When the patient, whom I'll call Ben, first arrived on the floor, he sat in his room naked and played video games for hours on a handheld Xbox. His family was indigent and lived far away, so he didn't get many visitors.
When his mother called one day, I told her he'd developed a rash. She said that Ben had a latex allergy. Up-set that we'd been careless about such a detail, I posted a sign on Ben's door, replaced his regular gloves with latex-free ones, and removed the latex Foley catheter they'd placed on an earlier trip to the OR.
Ben was impaired enough mentally that he couldn't understand the idea of allergies. I'm sure he didn't even know the word "latex." Having such a dependent patient on an adult ward, without regular interaction with the family, seemed unsafe and scary.
But Ben stayed, and we found ways to structure his days and provide him with things he enjoyed. Someone donated a computer, allowing Ben to play the games he loved. Coloring books and markers kept him occupied for long stretches. Nothing made him happier than watching Family Feud.

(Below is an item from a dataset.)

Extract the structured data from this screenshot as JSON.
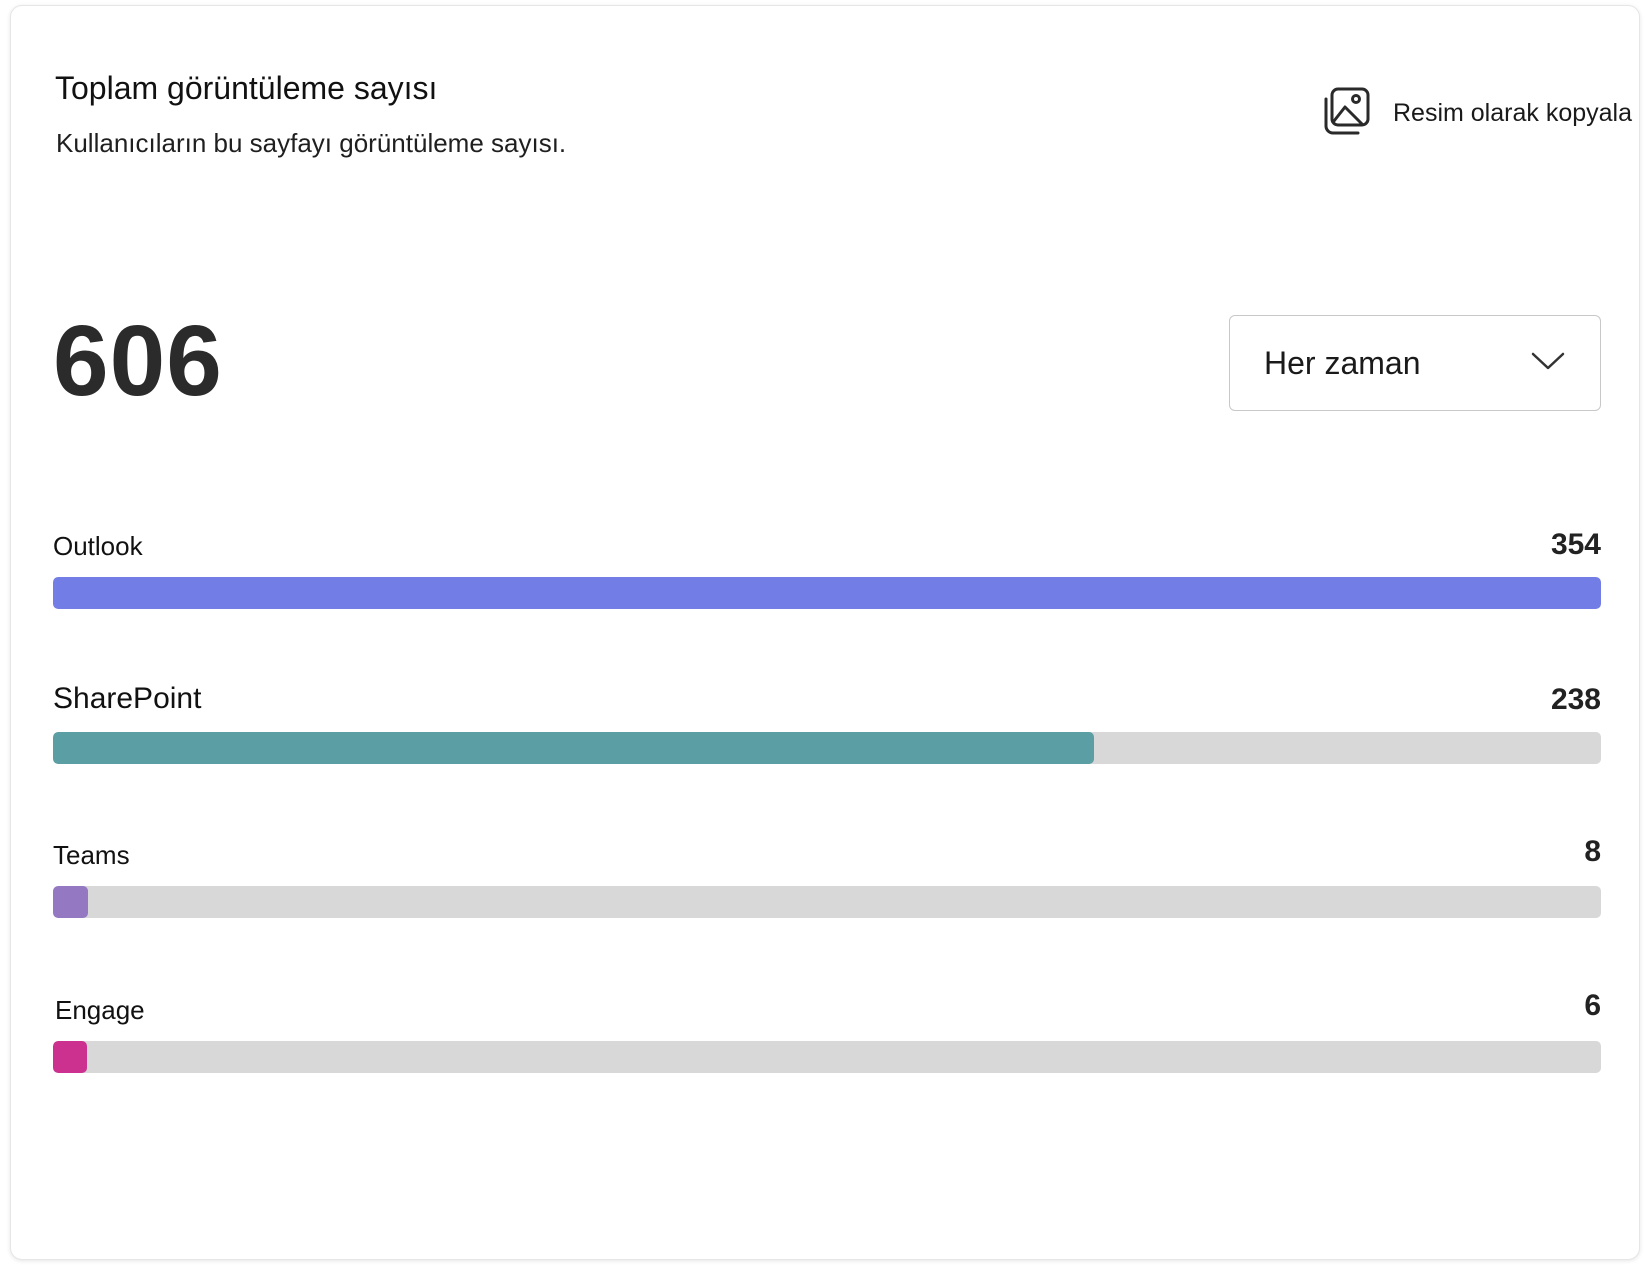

We also established a few rules. He couldn't turn up the volume on his TV to blasting. Shouting out profanities—which he would do on walks—earned him an immediate sequestration in his room.
Chemotherapy couldn't put Ben's disease in permanent remission, so the medical team decided to give him an allogeneic stem cell transplant. Receiving someone else's stem cells was his only hope for a cure, but opinions about the decision strongly diverged. Some nurses felt that Ben deserved the same chance as anyone else. Others, including me, were uncomfortable giving such a difficult treatment to a patient who wouldn't understand what he was enduring, or why.

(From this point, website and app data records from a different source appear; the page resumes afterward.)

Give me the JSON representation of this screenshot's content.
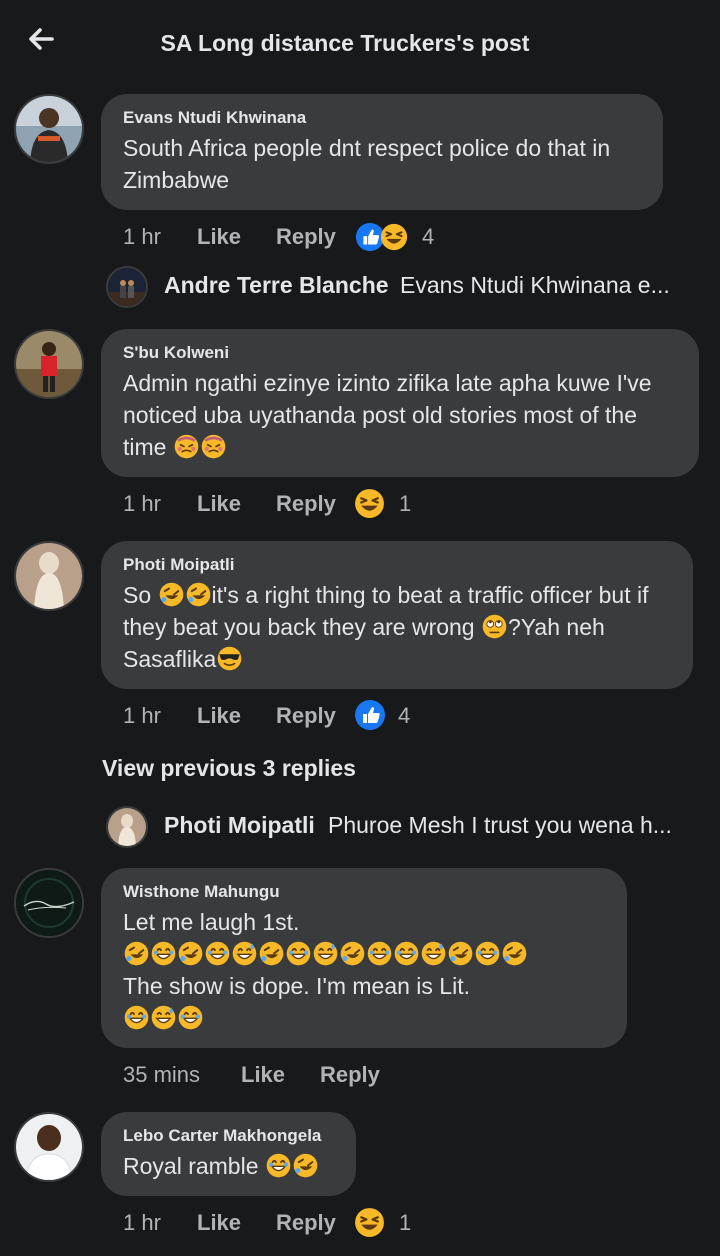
{
  "header": {
    "title": "SA Long distance Truckers's post"
  },
  "comments": [
    {
      "author": "Evans Ntudi Khwinana",
      "text": "South Africa people dnt respect police do that in Zimbabwe",
      "time": "1 hr",
      "like_label": "Like",
      "reply_label": "Reply",
      "reactions": [
        "like",
        "haha"
      ],
      "reaction_count": "4"
    },
    {
      "author": "S'bu Kolweni",
      "text": "Admin ngathi ezinye izinto zifika late apha kuwe I've noticed uba uyathanda post old stories most of the time",
      "text_emoji": [
        "woozy-face",
        "woozy-face"
      ],
      "time": "1 hr",
      "like_label": "Like",
      "reply_label": "Reply",
      "reactions": [
        "haha"
      ],
      "reaction_count": "1"
    },
    {
      "author": "Photi Moipatli",
      "text_parts": [
        "So ",
        "it's a right thing to beat a traffic officer but if they beat you back they are wrong ",
        "?Yah neh Sasaflika"
      ],
      "text_emoji": [
        "rofl",
        "rofl",
        "eye-roll",
        "sunglasses"
      ],
      "time": "1 hr",
      "like_label": "Like",
      "reply_label": "Reply",
      "reactions": [
        "like"
      ],
      "reaction_count": "4"
    },
    {
      "author": "Wisthone Mahungu",
      "text_line1": "Let me laugh 1st.",
      "text_line3": "The show is dope. I'm mean is Lit.",
      "time": "35 mins",
      "like_label": "Like",
      "reply_label": "Reply"
    },
    {
      "author": "Lebo Carter Makhongela",
      "text": "Royal ramble",
      "time": "1 hr",
      "like_label": "Like",
      "reply_label": "Reply",
      "reactions": [
        "haha"
      ],
      "reaction_count": "1"
    }
  ],
  "reply_previews": [
    {
      "author": "Andre Terre Blanche",
      "text": "Evans Ntudi Khwinana e..."
    },
    {
      "author": "Photi Moipatli",
      "text": "Phuroe Mesh I trust you wena h..."
    }
  ],
  "view_previous": "View previous 3 replies",
  "colors": {
    "background": "#18191a",
    "bubble": "#3a3b3c",
    "primary_text": "#e4e6eb",
    "secondary_text": "#b0b3b8",
    "like_blue": "#1877f2",
    "haha_yellow": "#f7b928"
  }
}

The question of whether Ben's family could care for him adequately after the transplant also remained unanswered. He would need a carefully controlled drug regimen for months, possibly years. His mother showed genuine concern for him, but also seemed stretched beyond her limits. If he didn't receive the medications he needed at the right times, he'd be more likely to get sick with graft-versus-host disease (GVHD) or an infection.
Still, we transplanted him, and in the months following he spent more time in the hospital than out. An infection in his central line, a little bit of GVHD—these were what brought him back.

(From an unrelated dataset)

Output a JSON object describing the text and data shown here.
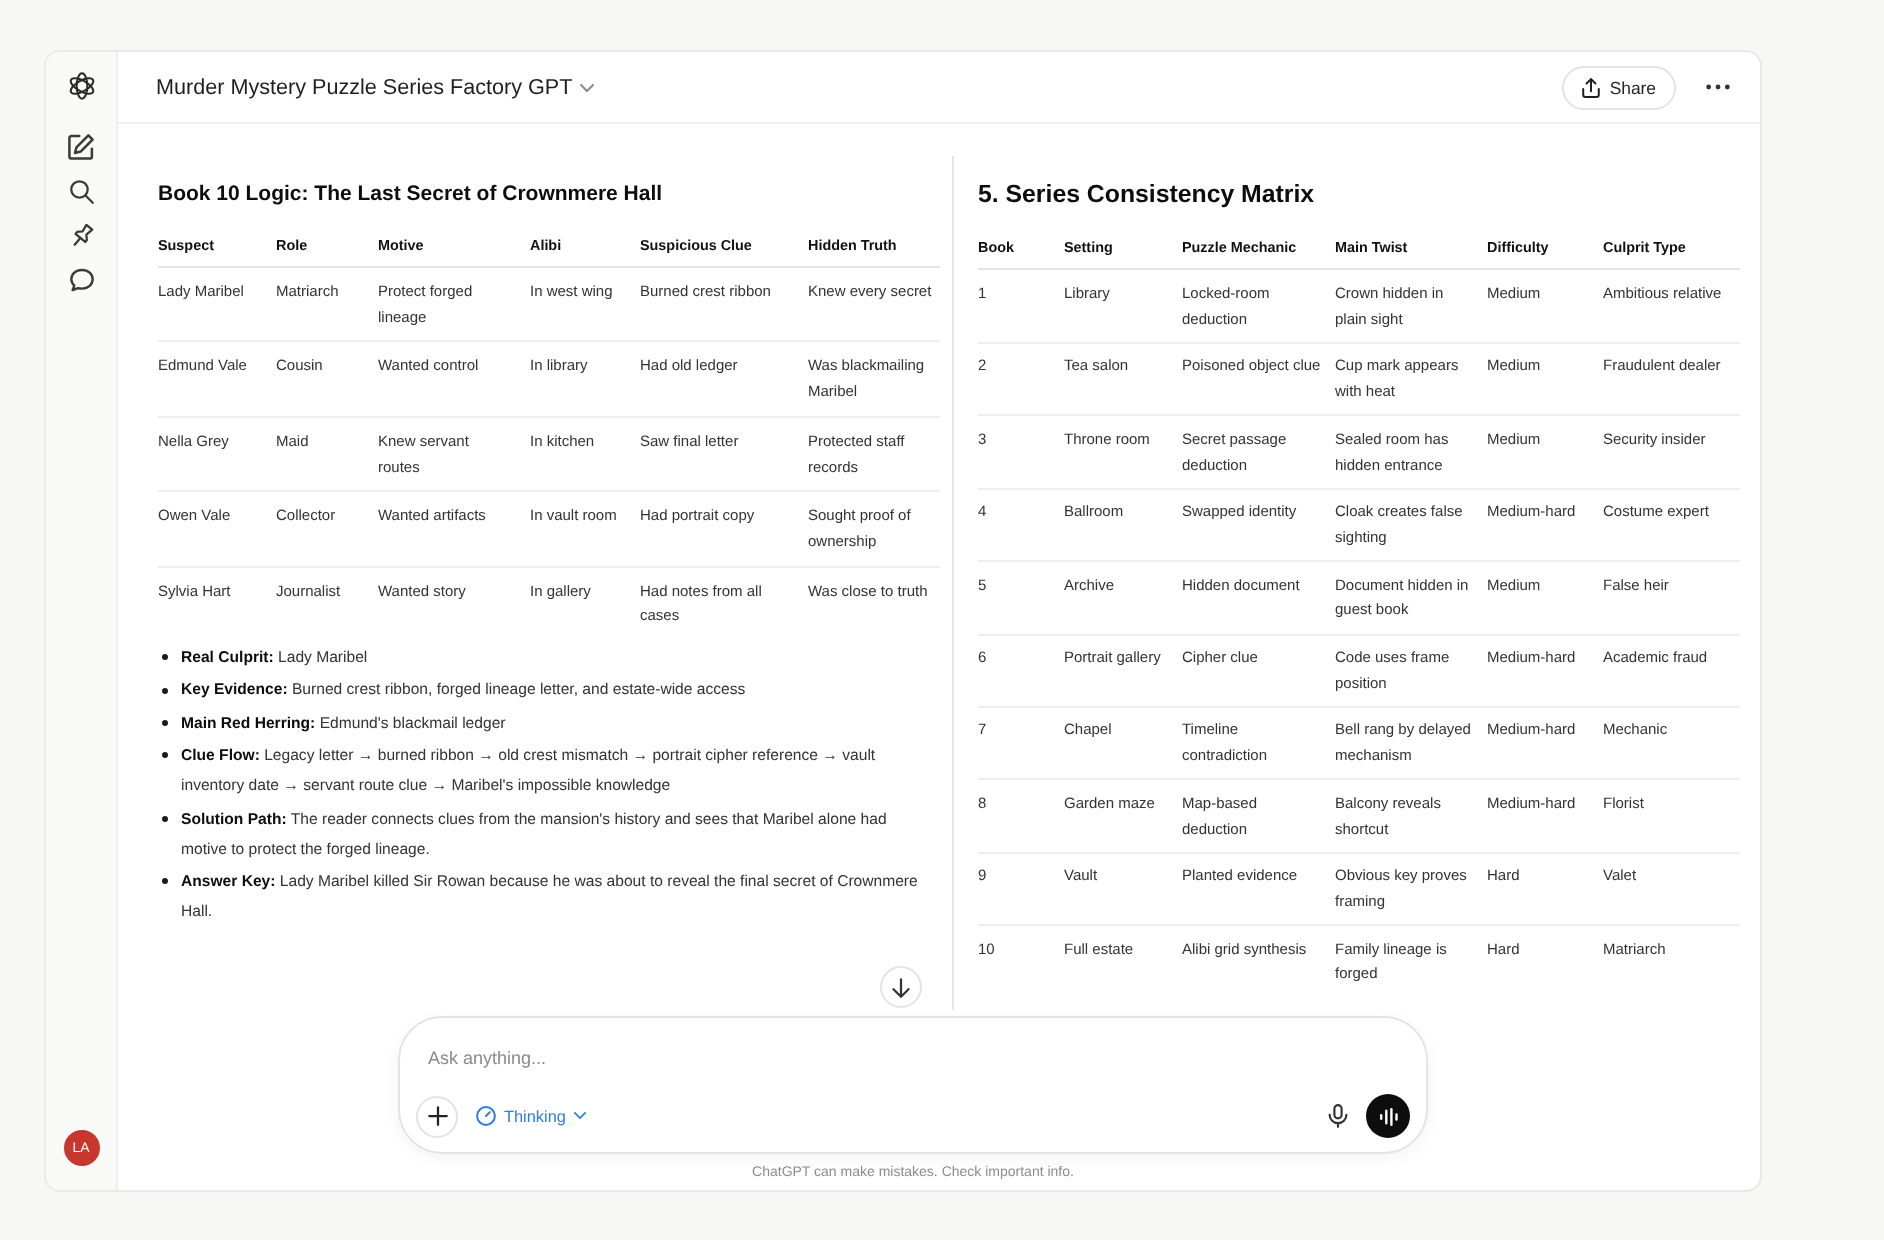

I was Ben's nurse during one of those admissions, and the dressing covering his central line needed to be changed. He had a fever and was feeling so lousy that he even ignored his beloved video games. I tried to be gentle, but it hurt when I removed the last bit of the old dressing. He yelled out an "ouch!" that was more a wail than a word.
That night I left work almost in tears. This may be the end of his life, I thought, and he's spending it with strangers who, in the name of caring for him, are hurting him.
Ben made it home that time, but he died within a year of his transplant. He got pneumonia he couldn't beat, despite our best rescue efforts using a RotoProne bed in the ICU.
Many of the nurses on the floor were deeply sad when he died, and I was sad, too, but also worried. I couldn't shake the feeling that our care had been ethically compromised. Ben's inability to understand even the basics of his situation, combined with his lack of family support, made it seem that we were in effect imprisoning him and torturing him.
I talked it over one day with an MD friend—in fact, the intensivist on shift when Ben was struggling to survive on the RotoProne bed. I described my ambivalence, my concerns about our treatment decisions. He listened and then said, "It's standard of care."
I heard that phrase with relief, as a way out of my ethical confusion. "Standards of care" exist to protect patients like Ben. It's predicated on the idea that everyone deserves the same chance, that all patients must receive standard care because apportioning treatment on the basis of mental impairment is a slippery slope. That way lies eugenics, forced sterilization, and involuntary euthanasia.
It's problematic to use a therapy as notoriously risky as an allogeneic transplant to treat an adult who can't understand what's being done to him. But according to standards of care, not treating such patients would be immoral.
How, then, does one ultimately make the right medical choice? I may know the ethically correct answer—but I also know that if a patient like Ben came through our doors tomorrow, I would feel just as strongly that aggressively treating him was wrong.